In the Q & A below, Anant Agarwal (computer architecture researcher, founder and CEO of edX) offers some ideas of what education could look like in the future: modular learning (short-term course-taking instead of completing a degree), stackable learning (institutions offering degrees based upon credentials one has accumulated from various institutions), and a greater emphasis on problem solving, empathy, and communication rather regurgitating facts.

Anant Agarwal and the democratization of education through technology

Given that the author is chatting with a major figure of the massive online open course platform edX, it sometimes reads like an edX commercial, but it’s still interesting to read ideas on how technology and employee/employers needs might reshape education.

How Humans Learn – Interview

I recently had the opportunity to interview Josh Eyler, author of How Humans Learn: The Science and Stories Behind Effective College Teaching. We had a 4-part interview series, and interviews 1 and 2 can be found at the following links:

A Discussion on Curiosity and Authenticity:

A Discussion on Sociality and Emotions:

Fighting Fake News in the Classroom

Have you wondered how to get your students to think critically about where they get their information? Whether its through social media or researching for a paper, U.S students often have difficulty distinguishing fact from opinion (or misinformation). The article below, while geared towards K-12 educators, includes some classroom experiences and resources to help students think critically about the information they encounter.

Spotting Mobile Learning Opportunities

The article below encourages opportunities for students and workers to learn and work on their mobile devices. One reason is accessibility: students generally have a mobile device and can access it at any time. Another is for presenting and digesting content: learning retention can increase when the information is taken in bite-sized pieces compared to tackling a larger portion, and mobile devices allow for the small amounts of content to be consumed in the midst of daily activities.
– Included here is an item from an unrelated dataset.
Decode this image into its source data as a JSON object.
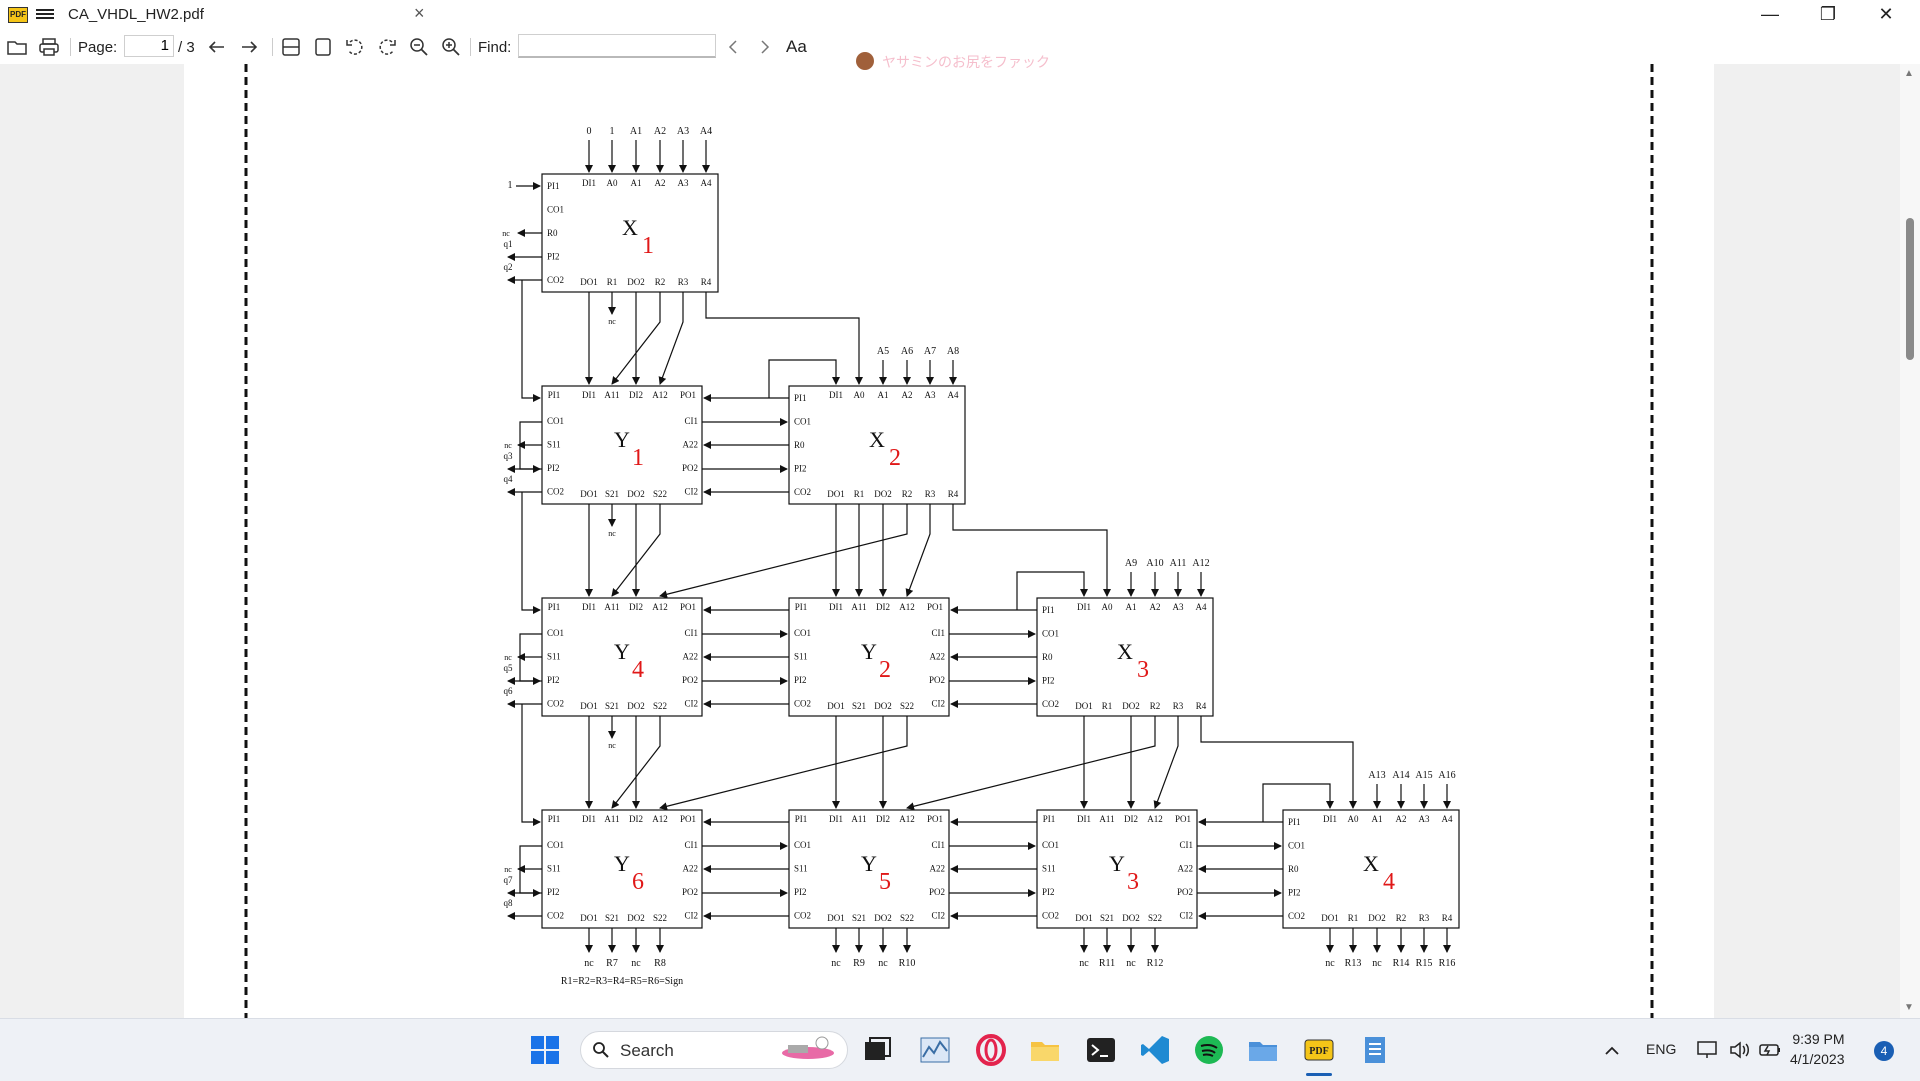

The article includes a link of suggestions for mobile learning. Bite-sized content would take 2 minutes or less to read and focuses on 1 or 2 learning objectives or key takeaways.

Any ideas on how you might incorporate mobile learning into your courses?